Publications by Judelysse Gomez
- Polanco-Roman, L., Gomez, J., Miranda, R., & Jeglic, E. (2016). Stress-related symptoms and suicide ideation: The roles of depression and rumination vary by gender. Cognitive Therapy and Research,40, Online first.
- Gomez, J., Becker, S. J., O’Brien, K. & Spirito, A. (2015). Interactive effect of child maltreatment and substance use on depressed mood among adolescents presenting to community-based substance use treatment. Community Mental Health Journal, 51, 833-40.
- Spirito, A., O’Brien, K., Ranney, M., & Gomez, J. (2014). The evaluation and management of suicide risk in adolescents in the context of interpersonal violence. In The Oxford Handbook of Behavioral Emergencies and Crises. Phillip Kleespies (Ed). New York, NY: Oxford University Press.
- Perez Benitez, C.I., Zlotnick, C., Gomez, J., Rendon, M.J., & Swanson, A. (2013). Cognitive behavioral therapy for PTSD and somatization: An open trial. Behaviour Research and Therapy, 51, 284-289.
- Gomez, J., Miranda, R., & Polanco, L. (2011). Acculturative stress, perceived discrimination, and vulnerability to suicide attempts among emerging adults. Journal of Youth and Adolescence, 40, 1465-1476
Selected presentations by Judelysse Gomez
- Velez-Duarte, Y., Gomez, J., Moreno, O., & Hernandez, L. (2016, October). Trabajando con adolescentes latino/as en riesgo y sus familias. Paper to be presented at the 2016 Biennial National Latino Psychological Association Conference. Orlando, Florida.
- Gomez, J., Spirito, A., Wolff, J., & Esposito-Smythers, C. (2015, June). Differential Relationships among Dating Violence Victimization Subtypes and Adolescent Alcohol Use/Misuse. Submitted to the 38th Annual Research Society on Alcoholism conference, San Antonio, Texas.
- Gomez, J., O’Brien K., Becker, S, J., Graves, H. & Spirito, A. (2014, November). Trauma Exposure and Adolescent Substance Use: Drinking as a Maladaptive Coping Mechanism. Poster Presented at the 48th Annual convention for the Association of Behavioral and Cognitive Therapies. Philadelphia, Pennsylvania.
- Gomez, J., Rendon, M. J., & Perez-Benitez, C.I. (2014, October). Culturally Adapting the Treatment Research Process: Recruitment, Retention, and Everything In Between. Oral presentation at the Institute for the Study and Promotion of Race and Culture’s Diversity Challenge conference at Boston College. Boston, Mass.
- Gomez, J. (2014, March). Exploring the Association Between Mindfulness and Post-traumatic Stress Symptom Severity among Females Who Have Been Sexually Traumatized. Presented at the Anxiety and Depression: Personalized Treatment for Anxiety and Mood Disorders Conference. Chicago, Illinois.
- Gomez, J., Miranda, R., (2011, August). Acculturative Stress, Perceived Discrimination, and Risk for Suicidal Ideation and Attempts Among College Students. Paper Symposium at the 2011 American Psychological Association Annual Convention, Washington, D.C.

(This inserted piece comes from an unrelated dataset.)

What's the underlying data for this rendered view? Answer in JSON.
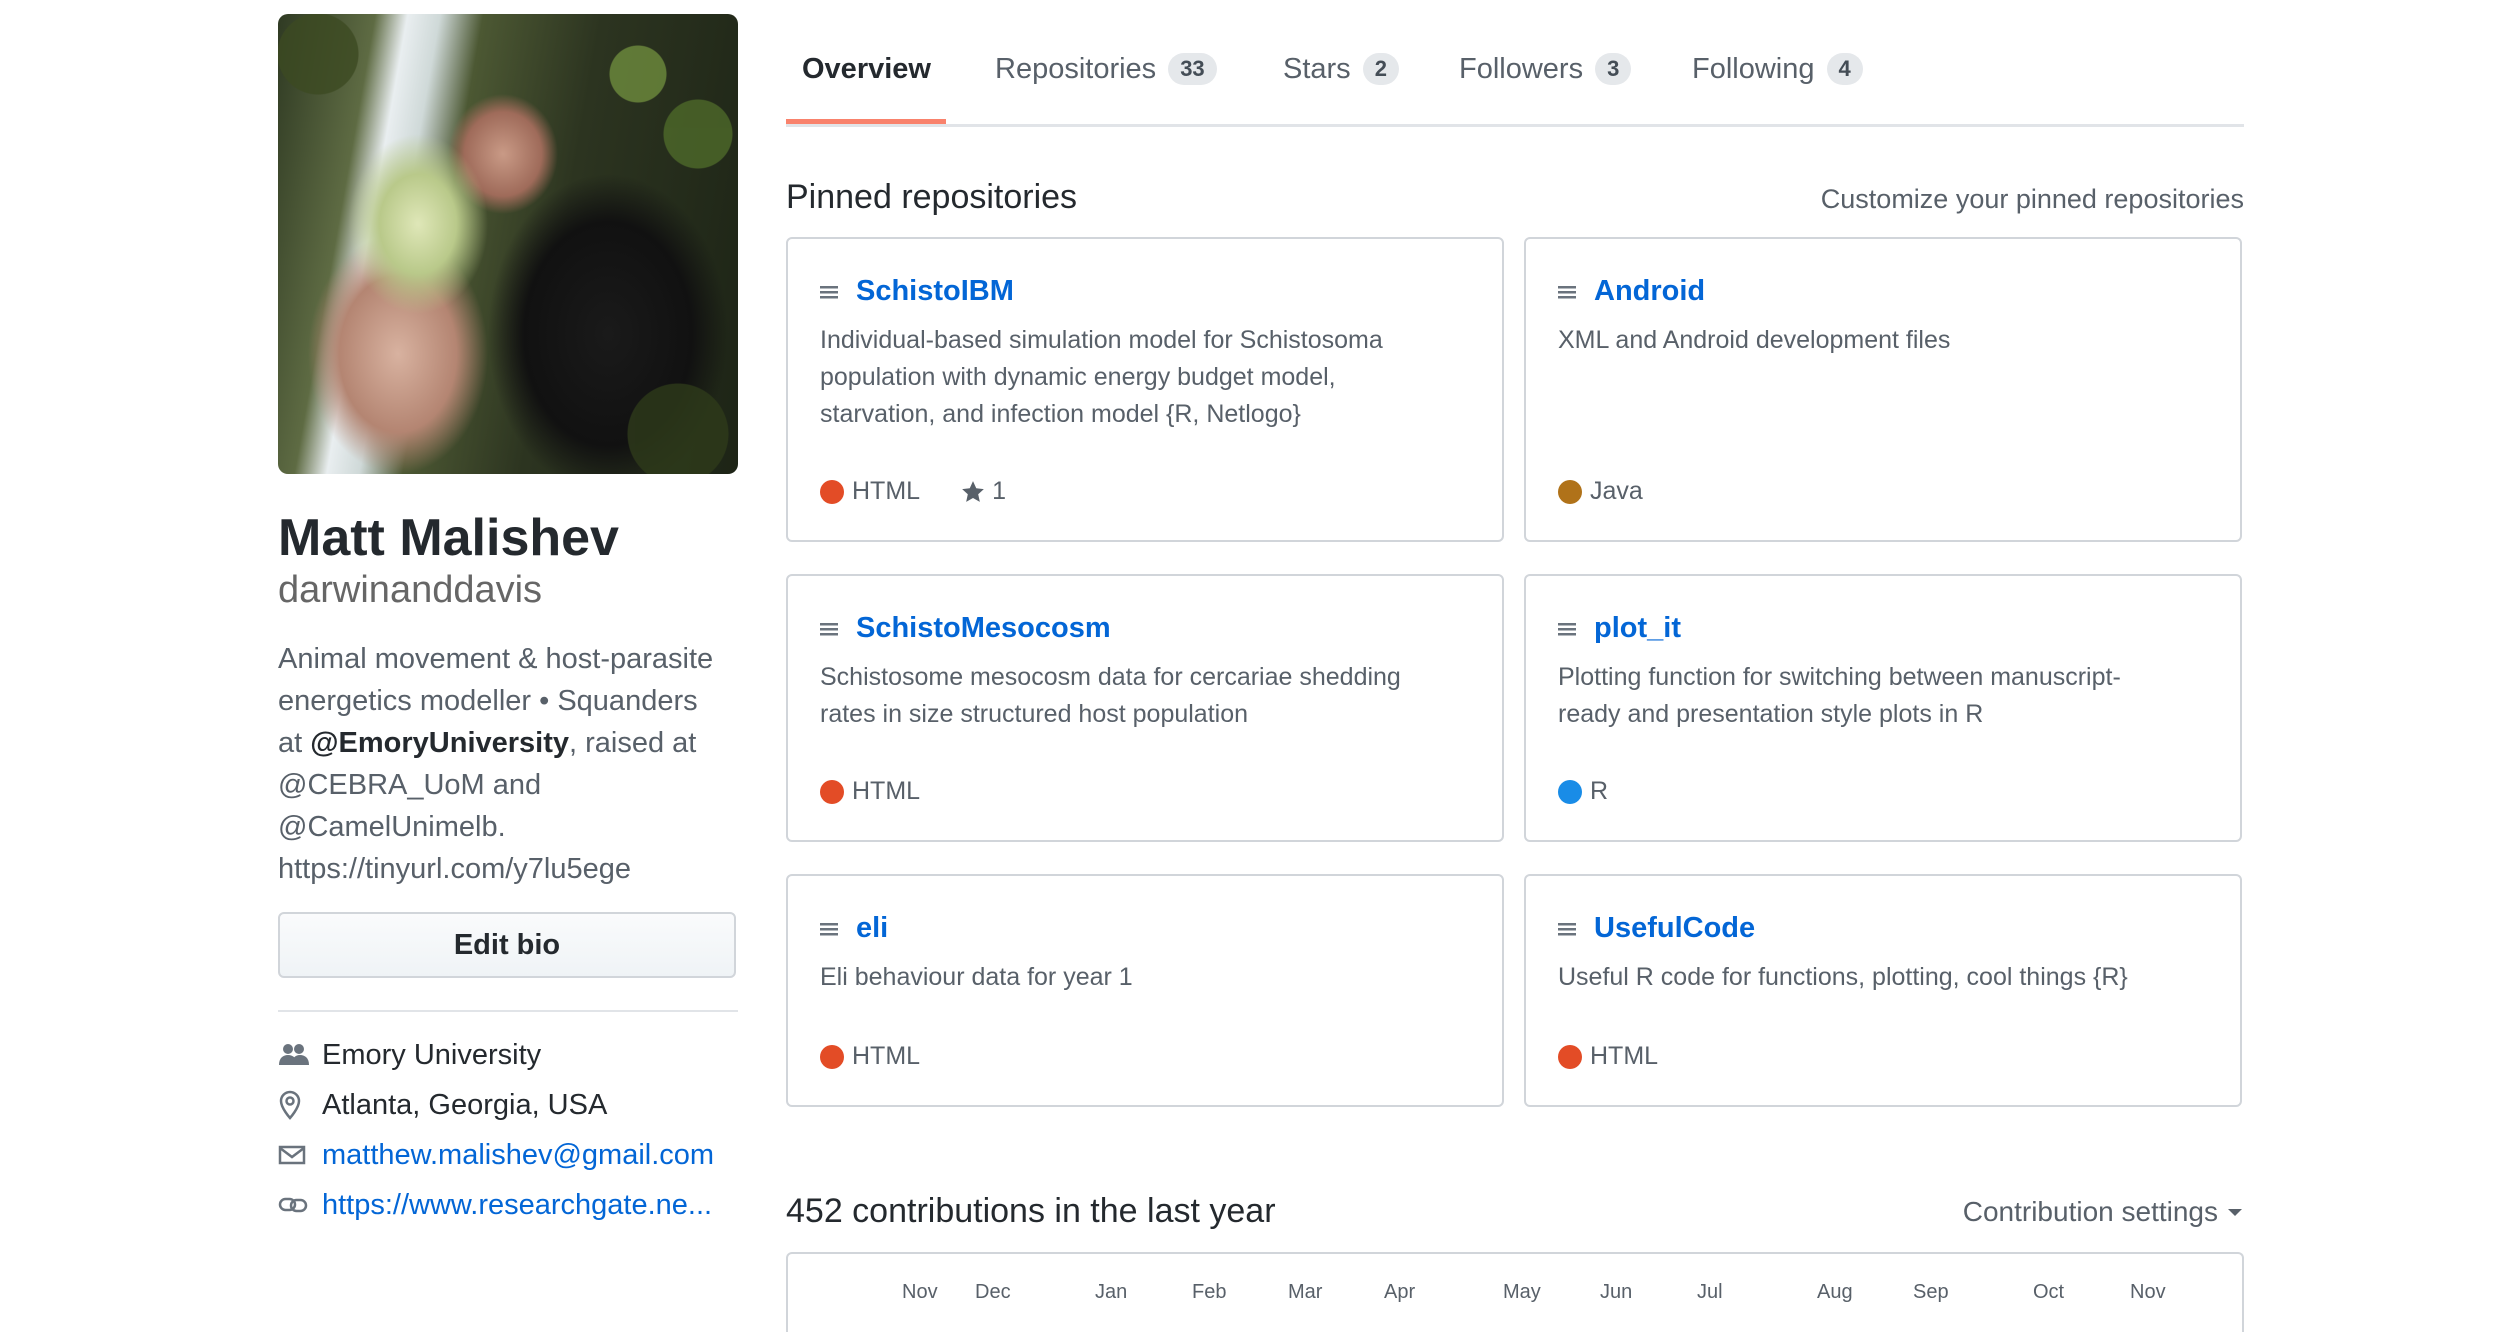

- Gomez, J., Triarhos-Suchlicki, S., (2011, March). Generating dialogues: Emerging, Merging, and Nurturing Feminist Work in Counseling Training and Practice. Structured Roundtable Discussion presented at the Association of Women in Psychology Conference, Philadelphia, Pennsylvania.
270 Mohegan Ave.
New London, CT 06320
315A Bill Hall